Count Moritz von Fries, dedicatee of the violin sonatas op.23 and 24, with his wife ( Jean-Laurent Mosnier , approx. 1801)

The Violin Sonata No. 4 in A minor, Op. 23 is a sonata for violin and piano by Ludwig van Beethoven .


Violin Sonata No. 4 was written in 1800/1801 at the same time as Violin Sonata No. 5 in F major, Op. 24 , the "Spring Sonata", composed in 1801 . Like this, the sonata op. 23 is dedicated to Moritz Reichsgraf von Fries .

To the music

The violin sonata op. 23, with its dramatic mood, forms a contrast to the cheerful “Spring Sonata” that was written at the same time. With both works, Beethoven finally leaves the level of casual music that up until then was accustomed to violin sonatas.

1st movement: Presto

The first movement is of an extended implementation embossed, with 92 clocks the 71 clocks long exposure exceeds. She processes the main theme and the two motifs of transition. A revision of the main theme is heard in place of the expected recapitulation and again in the coda .

2nd movement: Andante scherzoso più allegretto

The Andante scherzoso più allegretto , laid out in the form of a sonata movement , only gains metric stability from the violin starting from bar 8. The transition is designed as a counterpoint .

3rd movement: Allegro molto

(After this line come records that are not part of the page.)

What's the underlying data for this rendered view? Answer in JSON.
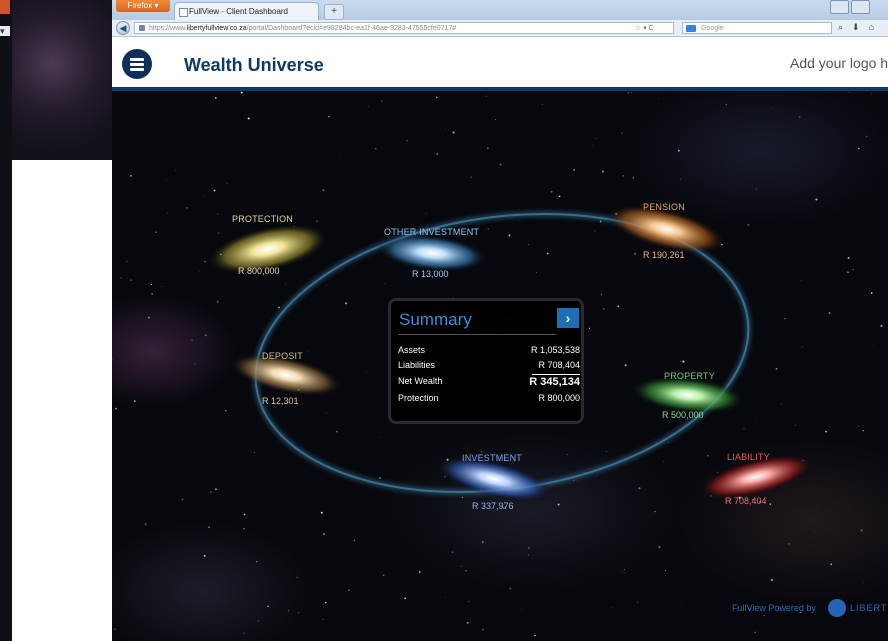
{
  "browser": {
    "firefox_button": "Firefox",
    "tab_title": "FullView - Client Dashboard",
    "newtab_label": "+",
    "url_prefix": "https://www.",
    "url_domain": "libertyfullview.co.za",
    "url_rest": "/portal/Dashboard?ecid=e98284bc-ea1f-46ae-9283-47555cfe0717#",
    "search_placeholder": "Google"
  },
  "header": {
    "app_title": "Wealth Universe",
    "logo_text": "Add your logo here"
  },
  "galaxies": [
    {
      "key": "protection",
      "label": "PROTECTION",
      "value": "R 800,000",
      "color": "#d8c66a"
    },
    {
      "key": "other_investment",
      "label": "OTHER INVESTMENT",
      "value": "R 13,000",
      "color": "#78b9ea"
    },
    {
      "key": "pension",
      "label": "PENSION",
      "value": "R 190,261",
      "color": "#d99346"
    },
    {
      "key": "deposit",
      "label": "DEPOSIT",
      "value": "R 12,301",
      "color": "#d1b27a"
    },
    {
      "key": "property",
      "label": "PROPERTY",
      "value": "R 500,000",
      "color": "#5fc160"
    },
    {
      "key": "investment",
      "label": "INVESTMENT",
      "value": "R 337,976",
      "color": "#5b8fde"
    },
    {
      "key": "liability",
      "label": "LIABILITY",
      "value": "R 708,404",
      "color": "#e04848"
    }
  ],
  "summary": {
    "title": "Summary",
    "arrow": "›",
    "rows": [
      {
        "label": "Assets",
        "value": "R 1,053,538"
      },
      {
        "label": "Liabilities",
        "value": "R 708,404"
      },
      {
        "label": "Net Wealth",
        "value": "R 345,134"
      },
      {
        "label": "Protection",
        "value": "R 800,000"
      }
    ]
  },
  "footer": {
    "powered_by": "FullView Powered by",
    "brand": "LIBERTY"
  }
}
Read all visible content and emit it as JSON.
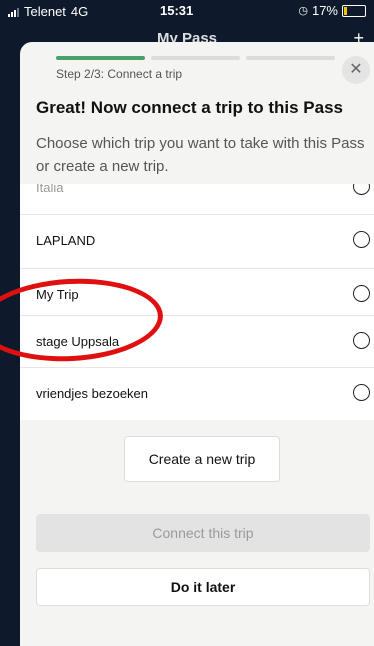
{
  "status_bar": {
    "carrier": "Telenet",
    "network": "4G",
    "time": "15:31",
    "battery": "17%"
  },
  "background": {
    "title": "My Pass",
    "add_icon": "plus-icon"
  },
  "sheet": {
    "step_label": "Step 2/3: Connect a trip",
    "progress": {
      "current_step": 2,
      "total_steps": 3
    },
    "headline": "Great! Now connect a trip to this Pass",
    "subtitle": "Choose which trip you want to take with this Pass or create a new trip.",
    "close_icon": "close-icon"
  },
  "trips": [
    {
      "label": "Italia",
      "selected": false
    },
    {
      "label": "LAPLAND",
      "selected": false
    },
    {
      "label": "My Trip",
      "selected": false
    },
    {
      "label": "stage Uppsala",
      "selected": false
    },
    {
      "label": "vriendjes bezoeken",
      "selected": false
    }
  ],
  "buttons": {
    "create": "Create a new trip",
    "connect": "Connect this trip",
    "later": "Do it later"
  },
  "colors": {
    "accent": "#4aa06a",
    "annotation": "#e01010"
  }
}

The finale is characterized by the same drama as the first movement. The three couplets of the movement are followed by a sentence ending, which musicologist Peter Cahn regards as an extended coda. Shortly before the movement is finally completed, the three couplets begin again.

The composer's sketches show that Beethoven worked out three drafts for the end of the sonata until he decided on the present, unconventional version.


Initially, both sonatas were published under the common opus number 23. The division between opus numbers 23 and 24 was presumably made when the violin part of the “Spring Sonata” was printed in landscape format instead of in the usual portrait format.

While both sonatas were still being published under the common opus number 23, the Allgemeine Musikische Zeitung certified both works that they were not "just a little spiced with a fleeting, new idea" and wrote:

"Rec. counts them among the best that B. has written, and that really means, among the best that are being written right now. "

- Allgemeine Musikische Zeitung ”, October 1801

Today the Violin Sonata op. 23 stands in the shadow of the “Spring Sonata”.


supporting documents

further reading

  • Peter Cahn : Violin Sonata in A minor, Op. 23 , in: Interpretations 1994 , Volume 1, pp. 190–196

Web links

Individual evidence

  1. Peter Cahn : Violin Sonata in A minor, Op. 23 , in: Interpretations 1994 , Volume 1, p. 196